Issues to look forward to in Q3 2020

Optimism is the most significant factor for people to remember as we head into the final quarter of 2020. Scientists are working furiously on treatments and a vaccine that will remove the dangerous threat of coronavirus infections. However, the world is bracing for a new wave of infections during the flu season in the US and Europe. With coronavirus infecting the US President and first lady, the second wave of the virus shows that anyone is susceptible.

The economic costs of the global pandemic will be staggering, which will influence markets over the coming months and years. When it comes to commodities, lower prices so far in 2020 are leading to production declines. As prices reach levels where production falls, inventories are likely to begin to drop as the raw materials are the products that feed, clothe, power, and shelter over 7.685 billion people on our planet. Even after the tragic loss of life from the global pandemic, the population will continue to grow. Economic stagnation is likely to remain in the aftermath of the virus. The stimulus will weigh on the value of fiat currencies and boost government debt levels around the world. The decline in the purchasing power of fiat currencies could eventually cause commodity prices to skyrocket, causing periods of stagflation, an economic condition that is difficult to manage. Many markets made comebacks in Q2 and Q3, which could become a launchpad for the future. If the price action after 2008 repeats, we could see a bull market in the raw materials asset class in the coming months and years.

The US election will take the center of the stage alongside the coronavirus over the coming weeks.

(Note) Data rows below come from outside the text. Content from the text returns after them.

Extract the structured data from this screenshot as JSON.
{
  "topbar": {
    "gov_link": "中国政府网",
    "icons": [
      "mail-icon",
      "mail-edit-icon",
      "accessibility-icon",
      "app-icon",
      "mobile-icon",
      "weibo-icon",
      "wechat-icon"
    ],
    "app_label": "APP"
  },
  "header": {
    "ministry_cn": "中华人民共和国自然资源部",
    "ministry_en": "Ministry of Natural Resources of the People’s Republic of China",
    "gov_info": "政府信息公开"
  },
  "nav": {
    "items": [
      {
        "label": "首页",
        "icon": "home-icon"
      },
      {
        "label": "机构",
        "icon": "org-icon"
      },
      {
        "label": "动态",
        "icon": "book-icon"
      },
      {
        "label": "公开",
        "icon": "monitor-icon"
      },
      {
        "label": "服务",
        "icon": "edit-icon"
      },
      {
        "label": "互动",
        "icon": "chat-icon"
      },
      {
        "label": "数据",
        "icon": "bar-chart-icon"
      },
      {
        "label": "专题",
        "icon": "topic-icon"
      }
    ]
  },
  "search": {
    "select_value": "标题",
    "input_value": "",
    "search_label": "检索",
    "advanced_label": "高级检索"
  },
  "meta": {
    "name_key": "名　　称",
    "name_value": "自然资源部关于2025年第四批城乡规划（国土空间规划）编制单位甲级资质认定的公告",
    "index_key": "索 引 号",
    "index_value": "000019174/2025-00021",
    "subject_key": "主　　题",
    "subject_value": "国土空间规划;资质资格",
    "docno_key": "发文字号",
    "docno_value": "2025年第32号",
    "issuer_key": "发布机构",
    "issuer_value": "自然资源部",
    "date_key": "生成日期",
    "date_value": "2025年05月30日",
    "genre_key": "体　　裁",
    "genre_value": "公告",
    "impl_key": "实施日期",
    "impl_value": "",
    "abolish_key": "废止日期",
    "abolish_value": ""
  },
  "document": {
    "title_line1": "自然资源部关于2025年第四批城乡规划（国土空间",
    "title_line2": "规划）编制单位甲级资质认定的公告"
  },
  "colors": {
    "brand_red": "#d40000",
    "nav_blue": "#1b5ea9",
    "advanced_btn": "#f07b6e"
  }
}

During Q4, the contentious exchanges between Democrats and Republicans are likely to rise. However, as the President remains in the hospital, it could result in a more civil tone following a tumultuous debate at the end of September. Simultaneously, the civil discord in the US will make the election period the most turbulent since 1968. If the election is close, no clear winner could stoke market volatility through the rest of this year.

I expect price variance in markets across all asset classes to remain at very high levels throughout Q4 and beyond. Trading rather than investing could provide optimal results. Approach all risk positions with a plan, stick to stops, and take profits when they are on the table. Fundamental and technical indicators may not work as well as in the past, given the dramatic changes in economies and behaviors around the world. Look for commodities and stocks that are likely to continue to attract demand in the current environment. Be cautious when taking positions home overnight or over weekends. Follow the trends in markets and try to ignore the news cycle. If we learned anything in 2020, markets often divorce from new items and trends are a better indicator of market direction than reactions to the daily ups and downs of the news cycle.

Most importantly, stay safe and take care of the vulnerable. Believe in science, as it will eventually come up with the solution. As we head into Q4, the number of cases is rising again, but the mortality rate is declining as healthcare professionals have learned a lot over the past months. Remain cautious; optimism will help us all get through the most challenging period for the world of our lifetimes.